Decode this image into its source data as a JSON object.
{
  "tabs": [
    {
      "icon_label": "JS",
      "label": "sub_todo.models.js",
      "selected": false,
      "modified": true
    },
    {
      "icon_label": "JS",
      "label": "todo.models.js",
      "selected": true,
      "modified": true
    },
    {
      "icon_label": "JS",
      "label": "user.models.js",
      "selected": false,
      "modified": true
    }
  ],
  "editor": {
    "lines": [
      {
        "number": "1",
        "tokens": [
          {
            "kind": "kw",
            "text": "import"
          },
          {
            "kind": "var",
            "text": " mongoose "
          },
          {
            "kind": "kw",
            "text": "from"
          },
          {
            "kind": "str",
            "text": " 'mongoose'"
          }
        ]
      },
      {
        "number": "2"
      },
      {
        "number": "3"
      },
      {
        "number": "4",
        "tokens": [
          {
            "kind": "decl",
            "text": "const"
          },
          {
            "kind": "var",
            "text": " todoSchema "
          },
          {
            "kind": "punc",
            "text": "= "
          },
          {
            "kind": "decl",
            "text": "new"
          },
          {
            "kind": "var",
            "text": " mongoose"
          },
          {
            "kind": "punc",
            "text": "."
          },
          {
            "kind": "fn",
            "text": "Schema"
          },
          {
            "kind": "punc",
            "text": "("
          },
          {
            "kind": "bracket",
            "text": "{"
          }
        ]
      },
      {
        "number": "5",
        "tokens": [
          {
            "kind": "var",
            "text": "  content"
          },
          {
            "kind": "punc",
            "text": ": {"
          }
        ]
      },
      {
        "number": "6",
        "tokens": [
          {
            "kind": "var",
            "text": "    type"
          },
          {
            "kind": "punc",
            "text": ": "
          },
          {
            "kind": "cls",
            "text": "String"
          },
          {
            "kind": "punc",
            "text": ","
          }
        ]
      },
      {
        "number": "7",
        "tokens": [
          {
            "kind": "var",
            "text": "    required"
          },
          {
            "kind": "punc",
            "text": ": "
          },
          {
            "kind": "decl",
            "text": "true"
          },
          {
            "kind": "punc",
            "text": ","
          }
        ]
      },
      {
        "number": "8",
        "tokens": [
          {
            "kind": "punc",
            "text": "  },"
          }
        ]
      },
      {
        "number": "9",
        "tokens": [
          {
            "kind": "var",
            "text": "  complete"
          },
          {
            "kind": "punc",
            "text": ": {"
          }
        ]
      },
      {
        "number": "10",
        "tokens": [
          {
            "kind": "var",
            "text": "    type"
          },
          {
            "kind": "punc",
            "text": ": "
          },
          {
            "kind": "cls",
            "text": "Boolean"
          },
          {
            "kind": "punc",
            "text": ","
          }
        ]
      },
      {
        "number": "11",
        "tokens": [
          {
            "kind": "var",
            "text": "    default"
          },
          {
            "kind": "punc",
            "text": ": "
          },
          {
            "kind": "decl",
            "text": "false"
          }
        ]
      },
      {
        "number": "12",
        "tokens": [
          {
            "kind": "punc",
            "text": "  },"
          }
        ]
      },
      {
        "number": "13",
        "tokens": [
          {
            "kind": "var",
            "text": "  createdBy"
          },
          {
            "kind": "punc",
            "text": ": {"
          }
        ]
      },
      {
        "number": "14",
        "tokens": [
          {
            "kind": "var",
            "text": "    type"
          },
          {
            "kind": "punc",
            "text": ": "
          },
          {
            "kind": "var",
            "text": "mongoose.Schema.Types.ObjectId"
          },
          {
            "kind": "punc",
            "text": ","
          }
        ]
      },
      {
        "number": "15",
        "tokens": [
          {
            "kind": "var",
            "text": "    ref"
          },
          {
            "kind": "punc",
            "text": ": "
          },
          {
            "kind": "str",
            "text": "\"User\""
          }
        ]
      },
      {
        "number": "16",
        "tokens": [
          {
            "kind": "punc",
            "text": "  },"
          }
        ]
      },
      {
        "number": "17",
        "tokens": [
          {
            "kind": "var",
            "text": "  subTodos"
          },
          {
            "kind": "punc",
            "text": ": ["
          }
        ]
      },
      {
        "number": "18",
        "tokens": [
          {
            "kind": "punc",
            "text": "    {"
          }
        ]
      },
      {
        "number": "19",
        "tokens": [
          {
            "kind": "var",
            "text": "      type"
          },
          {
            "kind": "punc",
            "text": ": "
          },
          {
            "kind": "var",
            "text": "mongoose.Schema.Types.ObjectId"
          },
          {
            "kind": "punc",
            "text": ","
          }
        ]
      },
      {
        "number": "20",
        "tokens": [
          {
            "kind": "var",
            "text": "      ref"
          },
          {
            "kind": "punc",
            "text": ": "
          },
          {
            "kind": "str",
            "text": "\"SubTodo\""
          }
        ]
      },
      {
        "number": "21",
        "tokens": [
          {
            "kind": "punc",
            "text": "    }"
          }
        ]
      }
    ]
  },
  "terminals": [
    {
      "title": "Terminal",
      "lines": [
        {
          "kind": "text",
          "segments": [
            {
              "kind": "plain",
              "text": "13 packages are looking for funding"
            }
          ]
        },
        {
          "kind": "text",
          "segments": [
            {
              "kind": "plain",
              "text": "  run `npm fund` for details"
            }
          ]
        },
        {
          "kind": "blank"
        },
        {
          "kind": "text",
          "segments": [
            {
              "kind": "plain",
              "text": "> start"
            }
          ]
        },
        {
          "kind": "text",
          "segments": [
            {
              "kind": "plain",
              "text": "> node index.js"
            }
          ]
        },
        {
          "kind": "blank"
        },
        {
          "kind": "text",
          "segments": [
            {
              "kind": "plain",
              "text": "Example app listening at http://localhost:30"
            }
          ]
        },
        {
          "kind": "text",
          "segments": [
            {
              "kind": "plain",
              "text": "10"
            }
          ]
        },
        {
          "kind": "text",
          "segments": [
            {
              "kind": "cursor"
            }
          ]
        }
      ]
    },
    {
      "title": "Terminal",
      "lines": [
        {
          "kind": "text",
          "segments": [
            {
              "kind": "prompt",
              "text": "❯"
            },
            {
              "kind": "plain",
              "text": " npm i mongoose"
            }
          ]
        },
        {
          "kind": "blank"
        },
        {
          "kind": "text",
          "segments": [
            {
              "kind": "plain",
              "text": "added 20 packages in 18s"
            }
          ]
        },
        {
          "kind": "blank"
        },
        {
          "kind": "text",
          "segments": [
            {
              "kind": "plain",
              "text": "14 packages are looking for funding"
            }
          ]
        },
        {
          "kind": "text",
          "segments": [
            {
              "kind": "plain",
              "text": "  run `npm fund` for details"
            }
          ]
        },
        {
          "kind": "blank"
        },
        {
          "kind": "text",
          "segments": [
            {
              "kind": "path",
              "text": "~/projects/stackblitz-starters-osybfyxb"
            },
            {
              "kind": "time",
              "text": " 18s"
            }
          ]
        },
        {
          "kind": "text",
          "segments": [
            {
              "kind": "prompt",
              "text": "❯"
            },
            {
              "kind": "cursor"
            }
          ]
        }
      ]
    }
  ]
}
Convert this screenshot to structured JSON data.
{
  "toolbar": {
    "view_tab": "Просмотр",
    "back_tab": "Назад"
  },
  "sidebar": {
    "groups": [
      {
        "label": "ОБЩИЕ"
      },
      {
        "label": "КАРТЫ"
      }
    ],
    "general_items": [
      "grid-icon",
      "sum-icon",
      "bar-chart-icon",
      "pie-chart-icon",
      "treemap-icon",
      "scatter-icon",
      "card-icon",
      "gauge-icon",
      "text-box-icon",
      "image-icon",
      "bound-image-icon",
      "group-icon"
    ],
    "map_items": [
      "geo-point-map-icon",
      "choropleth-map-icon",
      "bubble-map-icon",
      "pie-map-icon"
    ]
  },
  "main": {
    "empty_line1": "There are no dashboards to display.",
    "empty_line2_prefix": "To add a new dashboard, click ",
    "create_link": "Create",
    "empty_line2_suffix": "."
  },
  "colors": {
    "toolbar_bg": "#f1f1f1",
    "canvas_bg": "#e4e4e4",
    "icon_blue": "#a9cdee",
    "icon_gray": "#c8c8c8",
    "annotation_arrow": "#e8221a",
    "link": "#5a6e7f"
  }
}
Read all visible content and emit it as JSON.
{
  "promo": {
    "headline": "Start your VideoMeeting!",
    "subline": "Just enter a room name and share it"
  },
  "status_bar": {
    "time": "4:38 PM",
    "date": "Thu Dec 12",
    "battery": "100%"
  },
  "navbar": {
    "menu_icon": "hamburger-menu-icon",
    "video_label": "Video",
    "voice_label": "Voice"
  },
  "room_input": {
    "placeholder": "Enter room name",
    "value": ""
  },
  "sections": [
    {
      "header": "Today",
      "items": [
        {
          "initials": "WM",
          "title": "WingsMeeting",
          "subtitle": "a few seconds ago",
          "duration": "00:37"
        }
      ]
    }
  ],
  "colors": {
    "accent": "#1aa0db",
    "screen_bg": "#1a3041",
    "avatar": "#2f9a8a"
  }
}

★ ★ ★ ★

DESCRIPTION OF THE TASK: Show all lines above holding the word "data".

RESULT FOR THIS TASK:
Decode this image into its source data as a JSON object.
Convert this screenshot to structured JSON data.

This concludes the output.